The project brief was to explore the technologies of the Fourth Industrial Revolution. As a response, I researched into the exploration of future food production and consumption and came across the novel biotechnology of “lab-grown meat”. This new technology produces meat without hurting animals, through an ethical and environmental friendly process and can be cost-effective at the same time.
While the technology is not “new,” there has been patent licensing since 1998 on commercial distribution for consumption of lab-grown meat. The patent license lasted for 20 years and ended in the year 2018. As such, technology companies in Silicon Valley and around the globe are starting to produce and test the production, with investors from technology moguls such as Bill Gates.
The proposed solution is as such: a lab-grown meat production plant embedded within a public park or adjacent to a wet market, where visitors and passers-by can learn about the scientific process and understand how the source of clean and environmentally responsible for the food they are eating is produced. Visitors can travel along a “blood vessel” route within the production facility and enjoy a gastro experience along the way.
This dining experience is divided up into four courses, each course set within suspended “dining cells” so that visitors can spend time, appreciate and wonder at different stages of this highly transparent food production process. In response to its sensitive site context within a park, a high-performance living mushroom material is grown to use as building insulation and façade, as part of the technical investigation.
The transparency of the food production process was the main feature of the design. The project ultimately aims to bring consumers closer to how their food is made. However, as laboratory food production is the primary function of the building, environmental, sanitation and security factors must be highly controlled. The facility splits into four levels: 1) Green Roof covering the facility is accessible by slope, merging public park-scape, 2) Ground Floor operates as a civic engagement space where the food production can be observed, and it is integrated into the park. 3) Two lower ground floors where the food production and laboratory testing operates. By sinking such operations into the lower ground, environmental controls such as temperature, humidity, noise can more so rely on passive methods, resulting in reduced energy requirements.
Due to the environmental sensitivity issue of placing a food production facility and laboratory within a public space (whereas standard food production facilities are mostly isolated), the threshold between public space and production space is of high importance. Traditional building insulation material such as PVC and Styrofoam is environmentally damaging and nonbiodegradable. Alternatively, an organic and renewable material called “Mycelium” (found in the root of the fungus) is proposed as an alternative. Mycelium combines with a base material such as Hemp or Flax, which is readily available from a range of local farms. The material is grown over a 10-day period where Mycelium “eats up” moisture, plain flour and grows throughout the base material. For this project the unique material’s process and properties are studied, harnessed and applied as sound, light, and shock absorbing building insulation material.
The two biotechnologies used in this project are new, and therefore research was not readily available.
Before 2018, the production of lab-grown meat for commercial uses was patented, the scientific process is not publicly accessible.
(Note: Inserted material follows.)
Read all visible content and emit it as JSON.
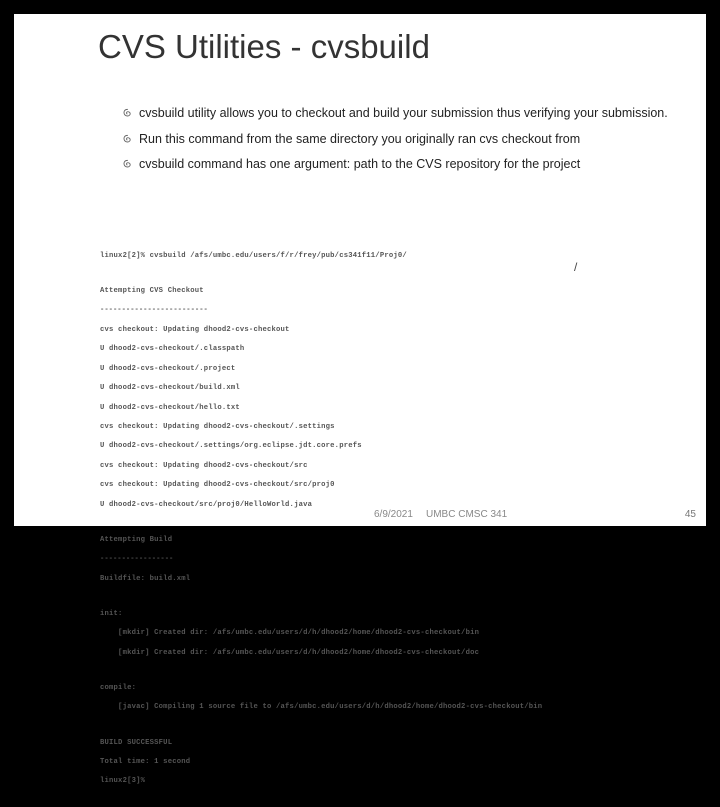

Subsequently, there are no architectural precedents to a lab-grown meat production facility. To overcome this, I visited the biology department cell culture laboratory at my university, to understand how plant cells are cultivated using the same technology, the spatial logistics, and requirements of a cell-culture laboratory, and how it would theoretically apply to the cultivation of meat cells. After further research on the scientific process along with studying logistics and requirements of food production facilities, the spatial layout was devised, and two technical consultants checked it.
As for growing Mycelium as building insulation, I contacted the company that pioneered the technology, and they kindly advised me on how to grow my own. For the next two weeks, I developed four different samples within my bedroom. Its properties were studied and applied into different technical detail designs, forming part of the façade to show off this novel biotechnology to the public.
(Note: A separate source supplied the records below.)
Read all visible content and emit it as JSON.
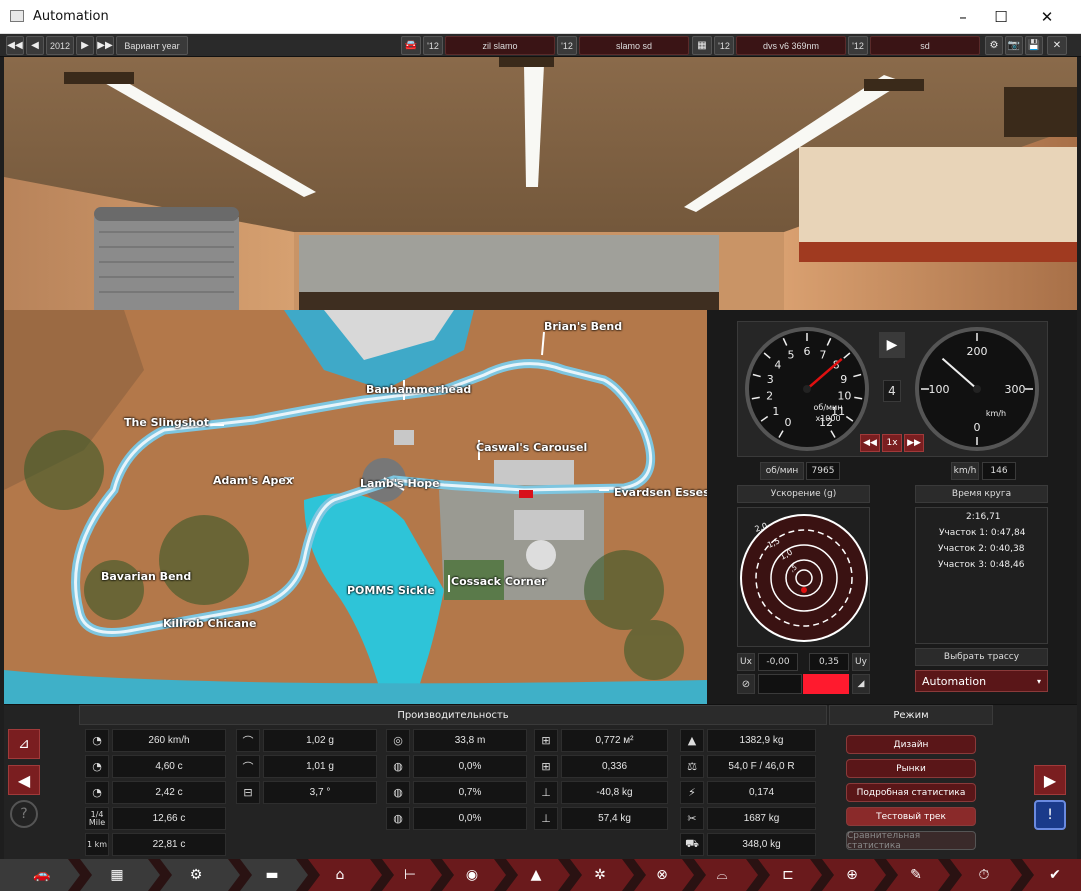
{
  "window": {
    "title": "Automation",
    "minimize": "–",
    "maximize": "☐",
    "close": "✕"
  },
  "toolbar": {
    "year": "2012",
    "variant_label": "Вариант year",
    "car_year": "'12",
    "car_model": "zil slamo",
    "trim_year": "'12",
    "trim_name": "slamo sd",
    "engine_year": "'12",
    "engine_name": "dvs v6 369nm",
    "variant_year": "'12",
    "variant_name": "sd"
  },
  "map": {
    "labels": [
      "Brian's Bend",
      "Banhammerhead",
      "The Slingshot",
      "Caswal's Carousel",
      "Adam's Apex",
      "Lamb's Hope",
      "Evardsen Esses",
      "Bavarian Bend",
      "POMMS Sickle",
      "Cossack Corner",
      "Killrob Chicane"
    ]
  },
  "gauges": {
    "rpm_unit": "об/мин",
    "rpm_mult": "x1000",
    "rpm_ticks": [
      "0",
      "1",
      "2",
      "3",
      "4",
      "5",
      "6",
      "7",
      "8",
      "9",
      "10",
      "11",
      "12"
    ],
    "speed_unit": "km/h",
    "speed_ticks": [
      "0",
      "100",
      "200",
      "300"
    ],
    "gear": "4",
    "speed_ctrl": "1x",
    "rpm_label": "об/мин",
    "rpm_value": "7965",
    "speed_label": "km/h",
    "speed_value": "146",
    "rpm_needle_value": 7965,
    "speed_needle_value": 146
  },
  "accel": {
    "title": "Ускорение (g)",
    "rings": [
      "2,0",
      "1,5",
      "1,0",
      ",5"
    ],
    "x_label": "Ux",
    "x_value": "-0,00",
    "y_value": "0,35",
    "y_label": "Uy"
  },
  "lap": {
    "title": "Время круга",
    "total": "2:16,71",
    "sectors": [
      "Участок 1: 0:47,84",
      "Участок 2: 0:40,38",
      "Участок 3: 0:48,46"
    ],
    "track_button": "Выбрать трассу",
    "track_select": "Automation"
  },
  "performance": {
    "title": "Производительность",
    "col1": [
      "260 km/h",
      "4,60 с",
      "2,42 с",
      "12,66 с",
      "22,81 с"
    ],
    "col1_icons": [
      "1/4 Mile",
      "1 km"
    ],
    "col2": [
      "1,02 g",
      "1,01 g",
      "3,7 °"
    ],
    "col3": [
      "33,8 m",
      "0,0%",
      "0,7%",
      "0,0%"
    ],
    "col4": [
      "0,772 м²",
      "0,336",
      "-40,8 kg",
      "57,4 kg"
    ],
    "col5": [
      "1382,9 kg",
      "54,0 F / 46,0 R",
      "0,174",
      "1687 kg",
      "348,0 kg"
    ]
  },
  "mode": {
    "title": "Режим",
    "buttons": [
      "Дизайн",
      "Рынки",
      "Подробная статистика",
      "Тестовый трек",
      "Сравнительная статистика"
    ]
  },
  "colors": {
    "accent": "#7a1e20",
    "active": "#ff1a2e",
    "panel": "#232323"
  }
}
While speculative by nature, this project is designed not only to make lab-grown meat production and other such novel biotechnologies appealing to the public but also highly functional with efficient logistics and environmental sensibility to bring this speculation into reality. In the coming future, as lab-grown meat production increases in scale, this source of meat harvesting will undoubtedly become cheaper than traditional harvesting methods. How will we consume meat in 5, 10 or 20 years? What will the transition look? I believe this project can be truly realized in the future – in one form or another, facilitating this vital transition into eating meat in a more ethical, mindful and enjoyable way.
Principal Designer: Kenji Tang
Project Name: Butcher By The Bay
Location: Kowloon City Park
Status of Construction: Concept Stage
Site Area: 7,500 square metres
Gross Floor Area: 12,500 square metres
Building Height: 4 storeys (1 storey above ground, 3 storeys below ground)
Client/Owner/Developer: Public – Private Partnership